* **Work required**: Show all lines of the listing that hold the word "name".

─── Input data

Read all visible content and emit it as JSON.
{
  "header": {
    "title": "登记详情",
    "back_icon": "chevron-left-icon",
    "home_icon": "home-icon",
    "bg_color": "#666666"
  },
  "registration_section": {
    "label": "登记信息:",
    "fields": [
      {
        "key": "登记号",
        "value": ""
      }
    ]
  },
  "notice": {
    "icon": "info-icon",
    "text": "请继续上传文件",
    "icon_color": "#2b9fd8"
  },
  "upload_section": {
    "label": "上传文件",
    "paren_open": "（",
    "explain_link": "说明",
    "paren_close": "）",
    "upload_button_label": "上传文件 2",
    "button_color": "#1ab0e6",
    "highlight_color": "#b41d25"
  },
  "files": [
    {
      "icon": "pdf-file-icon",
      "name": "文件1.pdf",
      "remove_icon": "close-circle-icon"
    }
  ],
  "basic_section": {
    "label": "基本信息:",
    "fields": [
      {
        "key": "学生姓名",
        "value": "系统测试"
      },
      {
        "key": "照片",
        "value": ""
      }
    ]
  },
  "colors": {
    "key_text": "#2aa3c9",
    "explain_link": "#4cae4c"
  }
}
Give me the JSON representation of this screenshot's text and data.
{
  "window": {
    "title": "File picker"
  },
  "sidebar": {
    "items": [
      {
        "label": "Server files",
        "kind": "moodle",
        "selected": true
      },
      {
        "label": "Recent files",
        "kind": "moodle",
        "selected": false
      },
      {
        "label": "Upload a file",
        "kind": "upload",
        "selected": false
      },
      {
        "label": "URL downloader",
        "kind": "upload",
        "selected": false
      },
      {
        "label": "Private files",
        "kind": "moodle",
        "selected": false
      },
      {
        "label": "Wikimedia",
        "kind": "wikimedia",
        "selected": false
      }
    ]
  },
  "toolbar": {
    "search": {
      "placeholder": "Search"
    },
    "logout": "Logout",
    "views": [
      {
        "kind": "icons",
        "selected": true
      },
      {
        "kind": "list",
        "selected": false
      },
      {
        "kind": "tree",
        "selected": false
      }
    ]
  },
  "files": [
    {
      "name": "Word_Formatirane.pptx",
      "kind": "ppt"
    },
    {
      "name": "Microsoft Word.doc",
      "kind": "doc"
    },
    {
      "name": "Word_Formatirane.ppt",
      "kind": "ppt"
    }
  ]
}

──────

* **Answer to this task**:
      "name": "文件1.pdf",
      "name": "Word_Formatirane.pptx",
      "name": "Microsoft Word.doc",
      "name": "Word_Formatirane.ppt",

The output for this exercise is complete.